__Directions for this task__
Scan the records below. Copy every line in which the word "number" appears.

__Data excerpts__
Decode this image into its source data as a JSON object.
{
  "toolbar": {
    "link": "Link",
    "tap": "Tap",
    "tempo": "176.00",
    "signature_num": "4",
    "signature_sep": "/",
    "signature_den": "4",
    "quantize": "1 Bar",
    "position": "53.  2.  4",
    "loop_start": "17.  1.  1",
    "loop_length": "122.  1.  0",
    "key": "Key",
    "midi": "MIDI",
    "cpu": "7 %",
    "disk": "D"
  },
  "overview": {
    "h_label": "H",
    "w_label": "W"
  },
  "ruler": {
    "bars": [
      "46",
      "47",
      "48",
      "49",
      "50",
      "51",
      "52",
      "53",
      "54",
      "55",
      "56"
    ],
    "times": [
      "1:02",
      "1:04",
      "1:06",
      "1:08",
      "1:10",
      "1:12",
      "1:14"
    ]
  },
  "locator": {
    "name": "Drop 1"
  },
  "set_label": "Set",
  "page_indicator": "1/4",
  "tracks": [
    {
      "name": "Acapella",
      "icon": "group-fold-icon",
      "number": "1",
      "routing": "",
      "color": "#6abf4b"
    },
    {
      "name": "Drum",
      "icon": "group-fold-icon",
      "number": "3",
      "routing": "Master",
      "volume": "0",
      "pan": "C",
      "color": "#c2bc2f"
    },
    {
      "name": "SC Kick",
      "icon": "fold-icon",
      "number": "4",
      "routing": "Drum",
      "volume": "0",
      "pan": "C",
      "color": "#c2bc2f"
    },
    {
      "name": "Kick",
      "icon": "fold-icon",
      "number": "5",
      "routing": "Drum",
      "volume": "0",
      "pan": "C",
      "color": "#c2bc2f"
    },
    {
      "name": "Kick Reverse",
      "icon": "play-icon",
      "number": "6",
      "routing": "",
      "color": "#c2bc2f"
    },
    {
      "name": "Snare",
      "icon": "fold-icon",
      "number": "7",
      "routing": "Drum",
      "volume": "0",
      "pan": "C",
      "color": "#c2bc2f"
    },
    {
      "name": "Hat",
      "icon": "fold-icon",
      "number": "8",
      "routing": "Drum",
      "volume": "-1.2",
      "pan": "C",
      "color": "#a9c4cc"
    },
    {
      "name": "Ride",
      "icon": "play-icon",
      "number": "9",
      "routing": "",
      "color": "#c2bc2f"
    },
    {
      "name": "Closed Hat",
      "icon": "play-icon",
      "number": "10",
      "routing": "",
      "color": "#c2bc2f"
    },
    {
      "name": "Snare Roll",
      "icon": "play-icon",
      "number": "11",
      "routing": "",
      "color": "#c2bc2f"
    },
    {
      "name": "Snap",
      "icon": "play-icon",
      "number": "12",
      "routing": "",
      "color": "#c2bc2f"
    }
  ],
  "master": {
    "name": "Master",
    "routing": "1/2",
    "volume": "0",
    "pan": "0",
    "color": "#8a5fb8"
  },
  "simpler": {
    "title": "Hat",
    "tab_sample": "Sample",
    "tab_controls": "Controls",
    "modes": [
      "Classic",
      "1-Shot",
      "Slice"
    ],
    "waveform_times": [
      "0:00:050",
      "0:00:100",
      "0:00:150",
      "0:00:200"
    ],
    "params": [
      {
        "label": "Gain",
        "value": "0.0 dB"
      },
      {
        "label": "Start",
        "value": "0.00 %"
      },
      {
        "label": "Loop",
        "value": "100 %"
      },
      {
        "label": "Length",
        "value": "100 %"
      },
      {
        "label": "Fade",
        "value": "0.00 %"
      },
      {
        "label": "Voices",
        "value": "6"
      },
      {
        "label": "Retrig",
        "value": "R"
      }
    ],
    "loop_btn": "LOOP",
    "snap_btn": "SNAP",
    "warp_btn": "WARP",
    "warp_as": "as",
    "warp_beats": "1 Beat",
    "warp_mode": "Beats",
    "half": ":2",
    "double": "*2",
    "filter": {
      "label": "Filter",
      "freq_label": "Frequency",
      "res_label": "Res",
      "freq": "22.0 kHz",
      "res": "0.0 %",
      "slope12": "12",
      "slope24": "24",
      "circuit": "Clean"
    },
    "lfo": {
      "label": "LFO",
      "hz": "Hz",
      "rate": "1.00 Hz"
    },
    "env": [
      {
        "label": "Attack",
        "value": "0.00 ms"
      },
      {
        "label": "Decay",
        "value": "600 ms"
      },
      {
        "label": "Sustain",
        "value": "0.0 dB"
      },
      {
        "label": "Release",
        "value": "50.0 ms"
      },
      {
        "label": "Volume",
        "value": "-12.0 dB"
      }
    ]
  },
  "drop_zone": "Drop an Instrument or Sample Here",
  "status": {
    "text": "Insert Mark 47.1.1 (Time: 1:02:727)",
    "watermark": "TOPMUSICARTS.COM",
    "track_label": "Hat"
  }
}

__Response to the task__
      "number": "1",
      "number": "3",
      "number": "4",
      "number": "5",
      "number": "6",
      "number": "7",
      "number": "8",
      "number": "9",
      "number": "10",
      "number": "11",
      "number": "12",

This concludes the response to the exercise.